In addition, Paul, following the lead of the Old Testament ( Deut. 13: 2– 6 ; 18: 21– 22 ), says that content, not manner, is the rule by which prophecies must be assessed. 42 The specific criterion Paul mentions is the utterance of the statement “‘Jesus is Lord’ ” ( 1 Cor. 12: 3 ). Similarly, a truly inspired person cannot say “‘Jesus be cursed’ ” because “ t] he Spirit (who of course is the ‘Spirit of the Lord,’ 2 Cor. 3: 17 ) cannot contradict himself . He cannot curse Jesus.” 43 But at best, this is only a partial criterion, because neither of these two statements may be present in a prophetic utterance. 44 Strikingly parallel is the thrust of 1 John 4: 1– 3 , which also poses a doctrinal test— the humanity of Jesus. “Every spirit that acknowledges that Jesus Christ has come in the flesh is from God” (v. 2 ). We should note that John is writing to combat a form of Gnostic heresy that denied the full humanity of Jesus Christ.
Since the statements by prophets just mentioned are doctrinal in nature, they give us a guiding principle for evaluating prophecies. I have already noted that apostles have priority over prophets, so we may infer from Paul’s and John’s statements that doctrinal tests must be applied to prophecies. The original word and witness of the apostles finds definitive form in the New Testament canon, so for the present day the New Testament should be the criterion by which all prophetic utterances are evaluated. 45 This is in line with a strict translation (offered as a footnote in the NIV) of the Romans 12: 6 phrase quoted earlier, “in proportion to his faith”: “in agreement with the faith,” meaning the Christian faith, or the body of truth accepted by the Church. This, then, would mean that the prophet “is forbidden to suppress or add anything on his own authority. He stands on the ‘ground’ of faith which the apostle has laid.” . . .

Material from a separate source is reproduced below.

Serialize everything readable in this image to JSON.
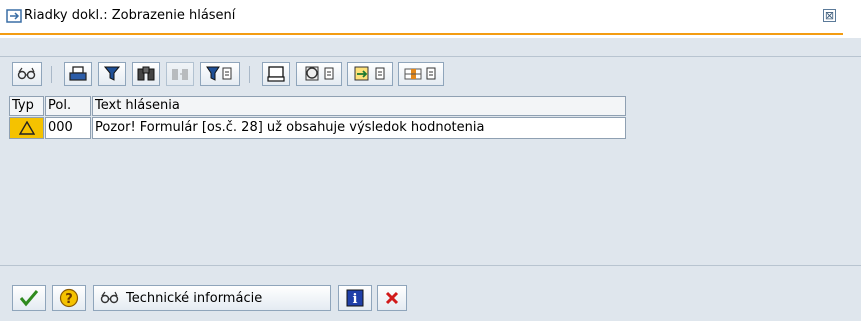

There are men out there who I think want people to feel they are prophets like Jack Van Impe and John Hogue and others, but I feel they are doing their prophecies for themselves rather than God speaking through them. I might be wrong. :shrug:
As I recall from my reading that “prophets” were kind of a loose knit collection of people who used to “prophesy” in the early church… there were also people who “spoke in tongues” and people who could interpret what was said.
There were fairly clear teachings in the Didache an early Christian document what a false prophet was…
"And every prophet who orders a meal in the Spirit does not eat it, unless he is indeed a false prophet.
“And every prophet who teaches the truth, but does not do what he teaches, is a false prophet…” and so on.
The problem is that any “prophet” not liked by whomever can be designated a “false” prophet.
The gift of prophecy is one of the spiritual gifts; however, because public revelation ended with the death of the last apostle, all prophetic utterances delivered since that time have been considered private revelation which is not binding upon the consciences of all believers.
Now that’s more in-line with what I understood.
John Hagee and Jack Van Impe do not hold a prophetic office. Examples of major prophetic voices are, Rick Joyner, John Paul Jackson(Streams Ministries), Bobby Connor(The Shepherds Rod), Hank and Brenda Kunneman. To hear an amazing interview about current events see Sid Roth’s interview with prophet Glenda Jackson. (On YouTube)
I have never heard of any of those people. :eek: